2. Dystonia- Stiffness or cramping in a muscle or limb is an early sign of Parkinson's disease although stiffness can be caused by many other conditions. The patients may experience pain in the muscles that restrict their movements.

3. Loss of automatic movements- Certain changes in the ability to perform unconscious movements like blinking, smiling, or swinging arms while walking can be a sign of Parkinson's Disease.

4. Stooped posture- Impaired posture and balance issues are common signs of PD.

5. Changes in writing- Writing may become a difficult task and the handwriting usually becomes small and cramped as the disease progresses.

6. Speech changes- Most people with Parkinson's tend to talk slowly, but some might speak rapidly and stutter. People also experience words getting mumbled or trailed off at the end of a sentence.

7. Slowed movement- Doing simple tasks like getting up from a chair may become difficult and time-consuming. The condition may slow the movements and the steps become shorter while walking.


Parkinson's disease is incurable. However, several treatment therapies focus on slowing the progression of the disease and ensuring a good quality of life for the patients.

Doctors may prescribe medications such as Levodopa to control tremors. When the medications fail to work, some patients opt for a surgical procedure called deep-brain stimulation. During the procedure, a small current is passed with high frequency through areas of the brain that blocks motor function. The success rate of the treatment is 90% in decreasing or getting rid of Parkinson's tremors.

Common misconceptions

Myth 1: Parkinson's only affects movements

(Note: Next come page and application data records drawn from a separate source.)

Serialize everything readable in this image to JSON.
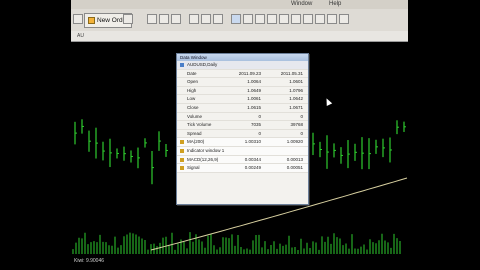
{
  "menu": {
    "window_label": "Window",
    "help_label": "Help"
  },
  "toolbar": {
    "new_order_label": "New Order"
  },
  "tabs": {
    "label": "AU"
  },
  "data_window": {
    "title": "Data Window",
    "symbol": "AUDUSD,Daily",
    "rows": [
      {
        "label": "Date",
        "v1": "2011.09.23",
        "v2": "2011.05.31",
        "type": "hdr"
      },
      {
        "label": "Open",
        "v1": "1.0064",
        "v2": "1.0601",
        "type": "row"
      },
      {
        "label": "High",
        "v1": "1.0649",
        "v2": "1.0796",
        "type": "row"
      },
      {
        "label": "Low",
        "v1": "1.0061",
        "v2": "1.0642",
        "type": "row"
      },
      {
        "label": "Close",
        "v1": "1.0615",
        "v2": "1.0671",
        "type": "row"
      },
      {
        "label": "Volume",
        "v1": "0",
        "v2": "0",
        "type": "row"
      },
      {
        "label": "Tick Volume",
        "v1": "7035",
        "v2": "39768",
        "type": "row"
      },
      {
        "label": "Spread",
        "v1": "0",
        "v2": "0",
        "type": "row"
      },
      {
        "label": "MA(200)",
        "v1": "1.00310",
        "v2": "1.00920",
        "type": "sec"
      },
      {
        "label": "Indicator window 1",
        "v1": "",
        "v2": "",
        "type": "sec"
      },
      {
        "label": "MACD(12,26,9)",
        "v1": "0.00344",
        "v2": "0.00013",
        "type": "sec"
      },
      {
        "label": "Signal",
        "v1": "0.00249",
        "v2": "0.00051",
        "type": "sec"
      }
    ]
  },
  "status": {
    "text": "Kiwi: 9.90046"
  },
  "colors": {
    "candle": "#2ecc2e",
    "ma_line": "#d8d0a0",
    "volume": "#2ecc2e"
  }
}
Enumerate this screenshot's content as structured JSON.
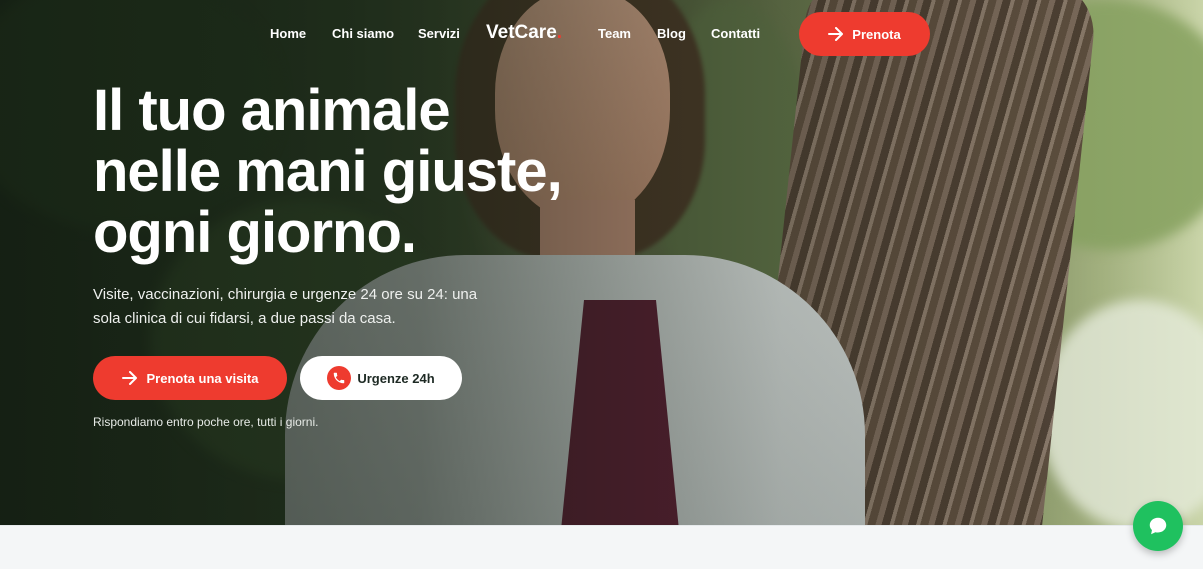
{
  "nav": {
    "links": [
      "Home",
      "Chi siamo",
      "Servizi",
      "Team",
      "Blog",
      "Contatti"
    ],
    "brand": "VetCare",
    "brand_dot": ".",
    "cta_label": "Prenota"
  },
  "hero": {
    "headline_line1": "Il tuo animale",
    "headline_line2": "nelle mani giuste,",
    "headline_line3": "ogni giorno.",
    "subtitle": "Visite, vaccinazioni, chirurgia e urgenze 24 ore su 24: una sola clinica di cui fidarsi, a due passi da casa.",
    "primary_button": "Prenota una visita",
    "secondary_button": "Urgenze 24h",
    "note": "Rispondiamo entro poche ore, tutti i giorni."
  },
  "colors": {
    "accent": "#ee3b2f",
    "chat": "#1fc15f"
  },
  "icons": {
    "arrow": "arrow-right-icon",
    "phone": "phone-icon",
    "chat": "chat-bubble-icon"
  }
}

Although tremors and slowness of movements are the most common signs of the disease in earlier stages, patients also exhibit nonmotor symptoms like cognitive decline, anxiety, depression, fatigue, and sleep problems in the later stages of the disease.

Myth 2: Parkinson's patients cannot take care of themselves

Only patients in the later stages of the disease may require full or partial assistance while many patients can take care of themselves till the condition progresses.

Myth 3:The medications for Parkinson's cause symptoms

The most popular misconception about Parkinson's is that levodopa is toxic and causes the condition to progress faster. However, a large clinical study proved that levodopa helps slow the progression of the disease or has a prolonged effect on the symptoms of the disease.

Myth 4: Parkinson's is fatal

The disease itself is not fatal like a stroke or heart attack. However, as the disease progresses, patients may become more vulnerable to falls and infections.

Myth 5: The disease has flare-ups and then goes away

Parkinson's progresses with time. It does not disappear sporadically like many other conditions that have flare-ups and goes away.

Parkinson's hands
Typical Parkinson's symptoms include hand tremors and movement problems, though it has been difficult to pinpoint a single cause for the neurodegenerative disease. Pixabay, public domain